« Reply #259 on: May 13, 2020, 09:30:13 AM »

When is this going to stop?


Just after the last potential seller throws in the towel!

Low interest rates (all else equal) mean less income from float. So yes, bad.

Covid 19 has two impacts:
1) big recession means less demand for insurance.
2) potentially higher claims although Fairfax don't think they are badly affected.

But who knows why the stock is getting (even) cheaper today. Might be Powell's comments, might be because Eurobank is down 10%, or it might just be because there are more sellers than buyers today.

Bryggen, I am sorry you are experiencing this pain however a few of us on here (myself included) attempted to warn shareholders and those considering becoming shareholders to stay away from owning the shares of this company. Before I write anything further please understand that there are a few on here that will continue to strongly advocate for investing in Fairfax. They will cite the "undervalued" nature of their major equity holdings, the fixed income yield pick up during the bottom in mid-March, the long term track record of Prem and team, the hardening market, the vastly improved underwriting results and of course the fair and friendly culture. In my view, none of these reasons is sufficient to overcome the many deficiencies that have existed at Fairfax for several years and which are now being exposed for what they are. For every positive point put forward by those who still believe and advocate for investing in Fairfax's shares are equal and in my view more compelling reasons for not doing so.

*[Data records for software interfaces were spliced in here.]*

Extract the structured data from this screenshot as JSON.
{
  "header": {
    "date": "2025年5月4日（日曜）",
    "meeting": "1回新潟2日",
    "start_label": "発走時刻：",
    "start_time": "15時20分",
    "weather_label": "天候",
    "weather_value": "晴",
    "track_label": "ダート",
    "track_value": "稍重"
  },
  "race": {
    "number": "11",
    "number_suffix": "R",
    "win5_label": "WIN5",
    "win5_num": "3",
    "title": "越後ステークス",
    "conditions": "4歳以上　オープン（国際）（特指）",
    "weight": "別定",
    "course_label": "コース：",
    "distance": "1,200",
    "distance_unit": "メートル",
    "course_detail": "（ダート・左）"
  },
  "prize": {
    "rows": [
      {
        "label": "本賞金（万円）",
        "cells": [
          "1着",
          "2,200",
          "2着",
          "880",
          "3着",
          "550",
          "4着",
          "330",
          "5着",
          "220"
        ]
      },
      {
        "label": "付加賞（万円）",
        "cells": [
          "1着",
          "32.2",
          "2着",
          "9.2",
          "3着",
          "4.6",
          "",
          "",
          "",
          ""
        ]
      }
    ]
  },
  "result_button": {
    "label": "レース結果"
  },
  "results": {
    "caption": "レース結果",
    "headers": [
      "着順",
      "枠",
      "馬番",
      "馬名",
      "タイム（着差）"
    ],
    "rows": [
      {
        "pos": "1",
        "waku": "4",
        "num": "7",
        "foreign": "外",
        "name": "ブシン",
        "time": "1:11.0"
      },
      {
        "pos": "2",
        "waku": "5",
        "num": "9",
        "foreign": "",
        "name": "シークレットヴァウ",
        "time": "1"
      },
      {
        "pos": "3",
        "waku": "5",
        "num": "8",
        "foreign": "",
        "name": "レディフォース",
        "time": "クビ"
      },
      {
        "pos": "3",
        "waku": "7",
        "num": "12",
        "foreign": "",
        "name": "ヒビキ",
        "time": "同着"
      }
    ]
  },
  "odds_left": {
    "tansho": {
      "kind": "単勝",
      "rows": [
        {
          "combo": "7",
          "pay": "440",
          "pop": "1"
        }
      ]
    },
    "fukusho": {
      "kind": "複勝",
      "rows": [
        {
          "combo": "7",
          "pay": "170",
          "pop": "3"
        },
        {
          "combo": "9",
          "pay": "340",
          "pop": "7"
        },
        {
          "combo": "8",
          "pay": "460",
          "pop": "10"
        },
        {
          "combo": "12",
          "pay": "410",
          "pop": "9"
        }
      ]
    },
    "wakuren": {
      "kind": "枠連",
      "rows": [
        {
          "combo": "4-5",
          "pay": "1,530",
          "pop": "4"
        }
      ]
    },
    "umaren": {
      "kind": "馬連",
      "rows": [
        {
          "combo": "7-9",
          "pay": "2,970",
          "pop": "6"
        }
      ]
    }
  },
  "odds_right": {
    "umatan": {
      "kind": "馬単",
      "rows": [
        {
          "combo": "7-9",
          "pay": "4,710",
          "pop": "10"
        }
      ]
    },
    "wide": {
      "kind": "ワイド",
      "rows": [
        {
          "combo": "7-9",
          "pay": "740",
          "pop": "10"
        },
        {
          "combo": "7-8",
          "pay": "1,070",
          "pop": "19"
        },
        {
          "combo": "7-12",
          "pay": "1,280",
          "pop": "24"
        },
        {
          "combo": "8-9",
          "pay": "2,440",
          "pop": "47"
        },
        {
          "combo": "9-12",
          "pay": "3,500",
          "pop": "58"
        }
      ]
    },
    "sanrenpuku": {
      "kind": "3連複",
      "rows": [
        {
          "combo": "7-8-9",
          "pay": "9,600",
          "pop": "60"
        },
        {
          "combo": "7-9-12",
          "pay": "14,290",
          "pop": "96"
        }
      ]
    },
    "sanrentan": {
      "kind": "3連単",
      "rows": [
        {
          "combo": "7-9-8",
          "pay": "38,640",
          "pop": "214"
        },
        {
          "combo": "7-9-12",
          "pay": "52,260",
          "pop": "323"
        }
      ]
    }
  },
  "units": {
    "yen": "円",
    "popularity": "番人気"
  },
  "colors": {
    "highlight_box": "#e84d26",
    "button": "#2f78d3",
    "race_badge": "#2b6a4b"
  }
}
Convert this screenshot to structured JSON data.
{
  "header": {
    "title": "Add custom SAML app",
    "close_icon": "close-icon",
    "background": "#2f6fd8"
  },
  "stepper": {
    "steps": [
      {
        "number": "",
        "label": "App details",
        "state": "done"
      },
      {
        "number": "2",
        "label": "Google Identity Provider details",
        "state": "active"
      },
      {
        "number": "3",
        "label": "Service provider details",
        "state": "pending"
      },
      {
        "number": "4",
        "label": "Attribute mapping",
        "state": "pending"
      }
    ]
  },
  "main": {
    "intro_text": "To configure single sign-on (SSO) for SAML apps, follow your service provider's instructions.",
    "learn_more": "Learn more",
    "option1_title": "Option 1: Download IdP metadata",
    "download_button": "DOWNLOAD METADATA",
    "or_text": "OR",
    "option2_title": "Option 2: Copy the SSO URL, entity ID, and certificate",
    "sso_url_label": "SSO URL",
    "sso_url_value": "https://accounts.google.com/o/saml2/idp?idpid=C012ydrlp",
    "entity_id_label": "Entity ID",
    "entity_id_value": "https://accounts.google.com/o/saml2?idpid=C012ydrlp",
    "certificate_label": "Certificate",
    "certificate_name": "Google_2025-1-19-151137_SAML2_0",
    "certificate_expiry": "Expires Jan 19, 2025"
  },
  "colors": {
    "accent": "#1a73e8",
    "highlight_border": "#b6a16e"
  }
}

The company is now swimming in debt, it never had a strong capital structure however it is now simply awful. Its long term holdings in Eurobank, Resolute Forest, Stelco to name just a few are likely impaired beyond repair. I fear a similar fate for Recipe and the myriad of its private holdings in the retail space. These were low margin businesses at the best of times and that was before any additional costs that Covid will impose on all retail establishments. Fairfax Africa and India have been so very disappointing for shareholders in those companies as well as for shareholders of Fairfax who have watched their seed capital into these entities melt away. Furthermore, the low interest rates will hamper all insurance companies going forward. God help any existing shareholders if we have an active hurricane season this year.

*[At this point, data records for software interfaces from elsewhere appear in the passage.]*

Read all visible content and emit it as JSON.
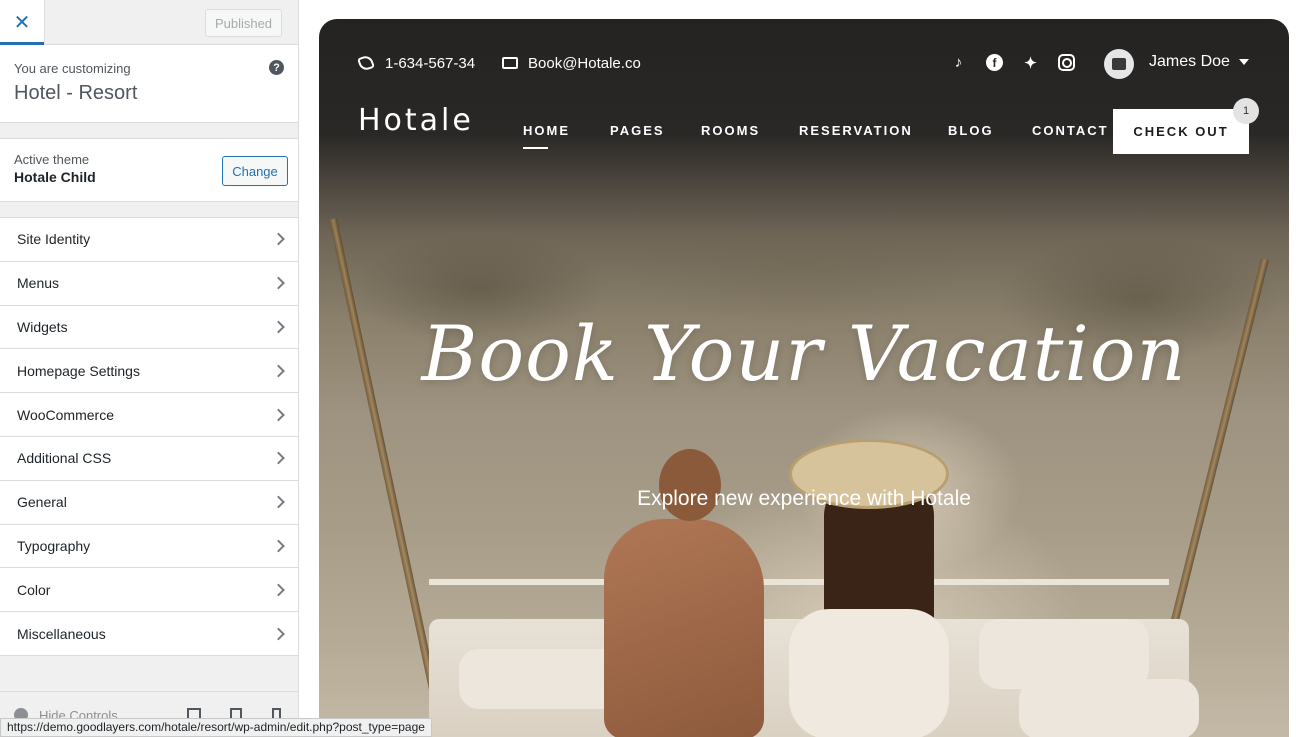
{
  "sidebar": {
    "close_icon": "close-icon",
    "publish_label": "Published",
    "customizing_label": "You are customizing",
    "site_title": "Hotel - Resort",
    "help_icon": "?",
    "theme": {
      "label": "Active theme",
      "name": "Hotale Child",
      "change_label": "Change"
    },
    "items": [
      {
        "label": "Site Identity"
      },
      {
        "label": "Menus"
      },
      {
        "label": "Widgets"
      },
      {
        "label": "Homepage Settings"
      },
      {
        "label": "WooCommerce"
      },
      {
        "label": "Additional CSS"
      },
      {
        "label": "General"
      },
      {
        "label": "Typography"
      },
      {
        "label": "Color"
      },
      {
        "label": "Miscellaneous"
      }
    ],
    "footer": {
      "hide_label": "Hide Controls"
    }
  },
  "status_bar": {
    "url": "https://demo.goodlayers.com/hotale/resort/wp-admin/edit.php?post_type=page"
  },
  "preview": {
    "topbar": {
      "phone": "1-634-567-34",
      "email": "Book@Hotale.co",
      "social_icons": [
        "tiktok-icon",
        "facebook-icon",
        "twitter-icon",
        "instagram-icon"
      ],
      "user_name": "James Doe"
    },
    "logo": "Hotale",
    "nav": {
      "home": "HOME",
      "pages": "PAGES",
      "rooms": "ROOMS",
      "reservation": "RESERVATION",
      "blog": "BLOG",
      "contact": "CONTACT",
      "checkout": "CHECK OUT",
      "cart_count": "1"
    },
    "hero": {
      "title": "Book Your Vacation",
      "subtitle": "Explore new experience with Hotale"
    }
  },
  "colors": {
    "accent": "#2271b1",
    "sidebar_bg": "#f0f0f1"
  }
}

You now have a decision to make. Continue to hold and believe in the long term value of Fairfax (that was hard for me to write) or sell your shares now and redeploy the proceeds into other more compelling opportunities. The choice is yours. I have made mine!

Thanks for your honest input. Not reassuring, but I would rather honesty.

I am now curious to hear from the others on it ;)

Bry